-- App and web page records --
◇ ◇ ◇ ◇

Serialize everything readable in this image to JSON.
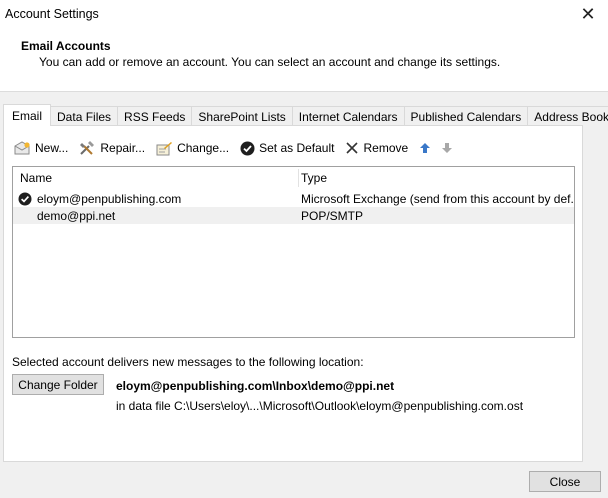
{
  "window": {
    "title": "Account Settings"
  },
  "header": {
    "title": "Email Accounts",
    "description": "You can add or remove an account. You can select an account and change its settings."
  },
  "tabs": [
    {
      "label": "Email"
    },
    {
      "label": "Data Files"
    },
    {
      "label": "RSS Feeds"
    },
    {
      "label": "SharePoint Lists"
    },
    {
      "label": "Internet Calendars"
    },
    {
      "label": "Published Calendars"
    },
    {
      "label": "Address Books"
    }
  ],
  "toolbar": {
    "new_label": "New...",
    "repair_label": "Repair...",
    "change_label": "Change...",
    "default_label": "Set as Default",
    "remove_label": "Remove"
  },
  "accounts": {
    "columns": {
      "name": "Name",
      "type": "Type"
    },
    "rows": [
      {
        "name": "eloym@penpublishing.com",
        "type": "Microsoft Exchange (send from this account by def...",
        "is_default": true
      },
      {
        "name": "demo@ppi.net",
        "type": "POP/SMTP",
        "is_default": false
      }
    ]
  },
  "delivery": {
    "description": "Selected account delivers new messages to the following location:",
    "change_folder_label": "Change Folder",
    "location": "eloym@penpublishing.com\\Inbox\\demo@ppi.net",
    "data_file": "in data file C:\\Users\\eloy\\...\\Microsoft\\Outlook\\eloym@penpublishing.com.ost"
  },
  "footer": {
    "close_label": "Close"
  }
}
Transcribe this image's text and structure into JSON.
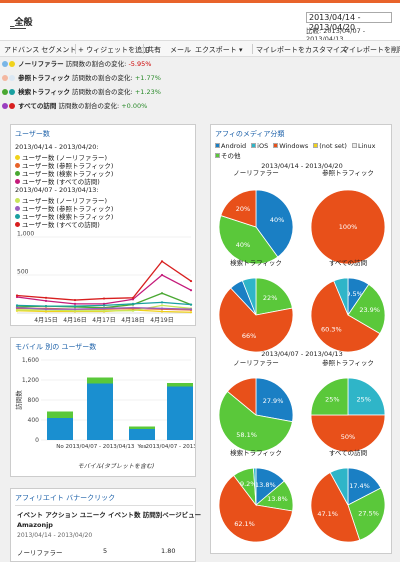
{
  "header": {
    "title": "_全般",
    "date_range": "2013/04/14 - 2013/04/20",
    "compare_label": "比較:",
    "compare_range": "2013/04/07 - 2013/04/13"
  },
  "toolbar": {
    "items": [
      "アドバンス セグメント",
      "+ ウィジェットを追加",
      "共有",
      "メール",
      "エクスポート ▾",
      "マイレポートをカスタマイズ",
      "マイレポートを削除"
    ]
  },
  "segments": [
    {
      "name": "ノーリファラー",
      "label": "訪問数の割合の変化:",
      "change": "-5.95%",
      "color": "#f0d21b"
    },
    {
      "name": "参照トラフィック",
      "label": "訪問数の割合の変化:",
      "change": "+1.77%",
      "color": "#e8632a"
    },
    {
      "name": "検索トラフィック",
      "label": "訪問数の割合の変化:",
      "change": "+1.23%",
      "color": "#4aa832"
    },
    {
      "name": "すべての訪問",
      "label": "訪問数の割合の変化:",
      "change": "+0.00%",
      "color": "#c41a7a"
    }
  ],
  "users_card": {
    "title": "ユーザー数",
    "period1": "2013/04/14 - 2013/04/20:",
    "period2": "2013/04/07 - 2013/04/13:",
    "legend1": [
      "ユーザー数 (ノーリファラー)",
      "ユーザー数 (参照トラフィック)",
      "ユーザー数 (検索トラフィック)",
      "ユーザー数 (すべての訪問)"
    ],
    "legend2": [
      "ユーザー数 (ノーリファラー)",
      "ユーザー数 (参照トラフィック)",
      "ユーザー数 (検索トラフィック)",
      "ユーザー数 (すべての訪問)"
    ],
    "legend1_colors": [
      "#f0d21b",
      "#e8632a",
      "#4aa832",
      "#c41a7a"
    ],
    "legend2_colors": [
      "#c8e65a",
      "#9a5fc0",
      "#1aa0a0",
      "#d81f1f"
    ]
  },
  "mobile_card": {
    "title": "モバイル 別の ユーザー数",
    "xlabel": "モバイル(タブレットを含む)",
    "ylabel": "訪問数",
    "date_label": "2013/04/07 -",
    "date_label2": "2013/04/13"
  },
  "media_card": {
    "title": "アフィのメディア分類",
    "legend": [
      "Android",
      "iOS",
      "Windows",
      "(not set)",
      "Linux",
      "その他"
    ],
    "legend_colors": [
      "#1a7fc4",
      "#2fb5c8",
      "#e8501a",
      "#f0d21b",
      "#eaeaea",
      "#5ac83a"
    ],
    "period1": "2013/04/14 - 2013/04/20",
    "period2": "2013/04/07 - 2013/04/13",
    "pies": [
      {
        "title": "ノーリファラー",
        "slices": [
          40,
          40,
          20,
          0
        ],
        "labels": [
          "40%",
          "40%",
          "20%",
          ""
        ],
        "colors": [
          "#1a7fc4",
          "#5ac83a",
          "#e8501a",
          "#ffffff"
        ]
      },
      {
        "title": "参照トラフィック",
        "slices": [
          100
        ],
        "labels": [
          "100%"
        ],
        "colors": [
          "#e8501a"
        ]
      },
      {
        "title": "検索トラフィック",
        "slices": [
          22,
          66,
          6,
          6
        ],
        "labels": [
          "22%",
          "66%",
          "",
          ""
        ],
        "colors": [
          "#5ac83a",
          "#e8501a",
          "#1a7fc4",
          "#2fb5c8"
        ]
      },
      {
        "title": "すべての訪問",
        "slices": [
          9.5,
          23.9,
          60.3,
          6.3
        ],
        "labels": [
          "9.5%",
          "23.9%",
          "60.3%",
          ""
        ],
        "colors": [
          "#1a7fc4",
          "#5ac83a",
          "#e8501a",
          "#2fb5c8"
        ]
      },
      {
        "title": "ノーリファラー",
        "slices": [
          27.9,
          58.1,
          14
        ],
        "labels": [
          "27.9%",
          "58.1%",
          ""
        ],
        "colors": [
          "#1a7fc4",
          "#5ac83a",
          "#e8501a"
        ]
      },
      {
        "title": "参照トラフィック",
        "slices": [
          25,
          50,
          25
        ],
        "labels": [
          "25%",
          "50%",
          "25%"
        ],
        "colors": [
          "#2fb5c8",
          "#e8501a",
          "#5ac83a"
        ]
      },
      {
        "title": "検索トラフィック",
        "slices": [
          13.8,
          13.8,
          62.1,
          9.2,
          1.1
        ],
        "labels": [
          "13.8%",
          "13.8%",
          "62.1%",
          "9.2%",
          ""
        ],
        "colors": [
          "#1a7fc4",
          "#5ac83a",
          "#e8501a",
          "#5ac83a",
          "#2fb5c8"
        ]
      },
      {
        "title": "すべての訪問",
        "slices": [
          17.4,
          27.5,
          47.1,
          8
        ],
        "labels": [
          "17.4%",
          "27.5%",
          "47.1%",
          ""
        ],
        "colors": [
          "#1a7fc4",
          "#5ac83a",
          "#e8501a",
          "#2fb5c8"
        ]
      }
    ]
  },
  "affiliate_card": {
    "title": "アフィリエイト バナークリック",
    "headers": [
      "イベント アクション",
      "ユニーク イベント数",
      "訪問別ページビュー"
    ],
    "group": "Amazonjp",
    "date": "2013/04/14 - 2013/04/20",
    "row_label": "ノーリファラー",
    "row_v1": "5",
    "row_v2": "1.80"
  },
  "chart_data": [
    {
      "type": "line",
      "categories": [
        "4月15日",
        "4月16日",
        "4月17日",
        "4月18日",
        "4月19日"
      ],
      "yticks": [
        "1,000",
        "500"
      ],
      "ylim": [
        0,
        1000
      ],
      "series": [
        {
          "name": "ユーザー数 (ノーリファラー)",
          "color": "#f0d21b",
          "values": [
            30,
            20,
            20,
            20,
            40,
            20,
            10
          ]
        },
        {
          "name": "ユーザー数 (参照トラフィック)",
          "color": "#e8632a",
          "values": [
            60,
            60,
            50,
            50,
            60,
            50,
            40
          ]
        },
        {
          "name": "ユーザー数 (検索トラフィック)",
          "color": "#4aa832",
          "values": [
            80,
            90,
            80,
            70,
            110,
            260,
            110
          ]
        },
        {
          "name": "ユーザー数 (すべての訪問)",
          "color": "#c41a7a",
          "values": [
            210,
            160,
            120,
            120,
            180,
            500,
            300
          ]
        },
        {
          "name": "ユーザー数 (ノーリファラー)",
          "color": "#c8e65a",
          "values": [
            40,
            40,
            30,
            30,
            30,
            100,
            60
          ]
        },
        {
          "name": "ユーザー数 (参照トラフィック)",
          "color": "#9a5fc0",
          "values": [
            70,
            50,
            50,
            60,
            70,
            60,
            50
          ]
        },
        {
          "name": "ユーザー数 (検索トラフィック)",
          "color": "#1aa0a0",
          "values": [
            100,
            90,
            90,
            100,
            120,
            140,
            110
          ]
        },
        {
          "name": "ユーザー数 (すべての訪問)",
          "color": "#d81f1f",
          "values": [
            230,
            200,
            170,
            190,
            200,
            680,
            420
          ]
        }
      ]
    },
    {
      "type": "bar",
      "categories": [
        "No",
        "2013/04/07 - 2013/04/13",
        "Yes",
        "2013/04/07 - 2013/04/13"
      ],
      "yticks": [
        "1,600",
        "1,200",
        "800",
        "400",
        "0"
      ],
      "ylim": [
        0,
        1600
      ],
      "series": [
        {
          "name": "main",
          "color": "#1a8fd0",
          "values": [
            440,
            1130,
            220,
            1070
          ]
        },
        {
          "name": "top",
          "color": "#5ac83a",
          "values": [
            130,
            120,
            50,
            70
          ]
        }
      ]
    }
  ]
}
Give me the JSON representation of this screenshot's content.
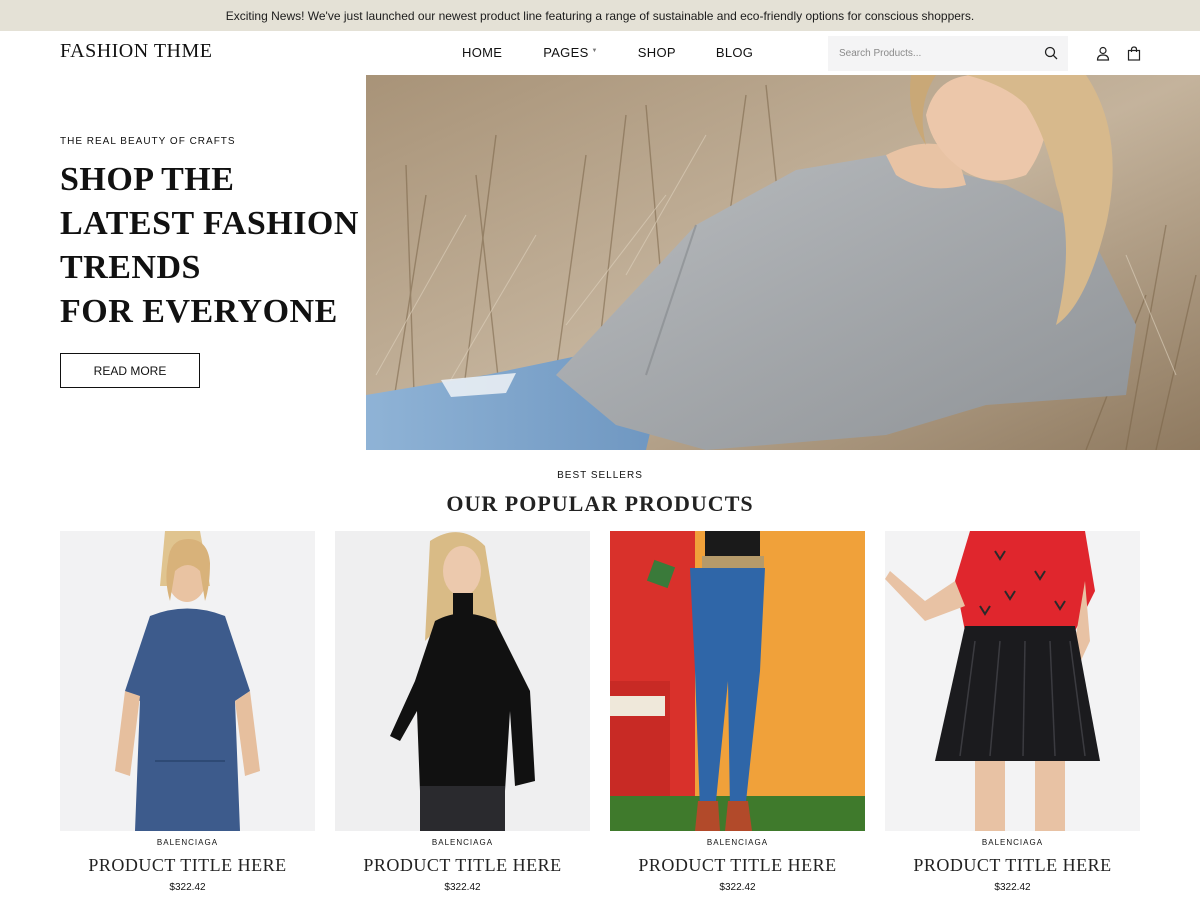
{
  "announcement": "Exciting News! We've just launched our newest product line featuring a range of sustainable and eco-friendly options for conscious shoppers.",
  "header": {
    "logo": "FASHION THME",
    "nav": [
      "HOME",
      "PAGES",
      "SHOP",
      "BLOG"
    ],
    "search_placeholder": "Search Products...",
    "icons": [
      "search-icon",
      "user-icon",
      "shopping-bag-icon"
    ]
  },
  "hero": {
    "kicker": "THE REAL BEAUTY OF CRAFTS",
    "title_lines": [
      "SHOP THE",
      "LATEST FASHION",
      "TRENDS",
      "FOR EVERYONE"
    ],
    "button": "READ MORE"
  },
  "section": {
    "kicker": "BEST SELLERS",
    "title": "OUR POPULAR PRODUCTS"
  },
  "products": [
    {
      "brand": "BALENCIAGA",
      "title": "PRODUCT TITLE HERE",
      "price": "$322.42"
    },
    {
      "brand": "BALENCIAGA",
      "title": "PRODUCT TITLE HERE",
      "price": "$322.42"
    },
    {
      "brand": "BALENCIAGA",
      "title": "PRODUCT TITLE HERE",
      "price": "$322.42"
    },
    {
      "brand": "BALENCIAGA",
      "title": "PRODUCT TITLE HERE",
      "price": "$322.42"
    }
  ],
  "colors": {
    "announcement_bg": "#e4e1d6",
    "text": "#111111",
    "search_bg": "#f4f4f5"
  }
}
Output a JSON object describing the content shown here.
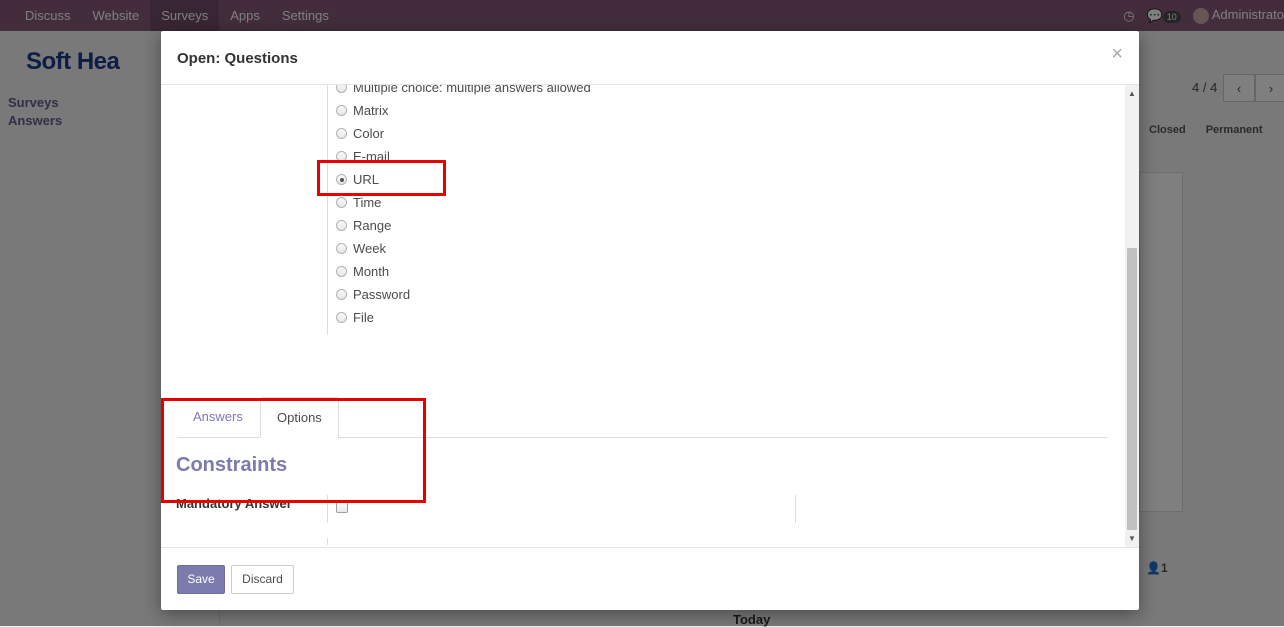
{
  "topbar": {
    "menu": [
      "Discuss",
      "Website",
      "Surveys",
      "Apps",
      "Settings"
    ],
    "active": "Surveys",
    "user": "Administrato",
    "message_count": "10"
  },
  "background": {
    "logo_text": "Soft Hea",
    "sidebar": [
      "Surveys",
      "Answers"
    ],
    "pager": "4 / 4",
    "status_closed": "Closed",
    "status_permanent": "Permanent",
    "attendee_count": "1",
    "today_label": "Today"
  },
  "modal": {
    "title": "Open: Questions",
    "close_glyph": "×",
    "question_types": [
      {
        "label": "Multiple choice: multiple answers allowed",
        "checked": false
      },
      {
        "label": "Matrix",
        "checked": false
      },
      {
        "label": "Color",
        "checked": false
      },
      {
        "label": "E-mail",
        "checked": false
      },
      {
        "label": "URL",
        "checked": true
      },
      {
        "label": "Time",
        "checked": false
      },
      {
        "label": "Range",
        "checked": false
      },
      {
        "label": "Week",
        "checked": false
      },
      {
        "label": "Month",
        "checked": false
      },
      {
        "label": "Password",
        "checked": false
      },
      {
        "label": "File",
        "checked": false
      }
    ],
    "tabs": {
      "answers": "Answers",
      "options": "Options",
      "active": "Options"
    },
    "constraints_title": "Constraints",
    "mandatory_label": "Mandatory Answer",
    "mandatory_checked": false,
    "save_label": "Save",
    "discard_label": "Discard"
  },
  "colors": {
    "accent": "#7c7bad",
    "topbar": "#875a7b",
    "highlight": "#e60000"
  }
}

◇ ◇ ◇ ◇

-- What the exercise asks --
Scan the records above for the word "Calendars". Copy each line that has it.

-- Answer to the problem --
      "label": "Internet Calendars"
      "label": "Published Calendars"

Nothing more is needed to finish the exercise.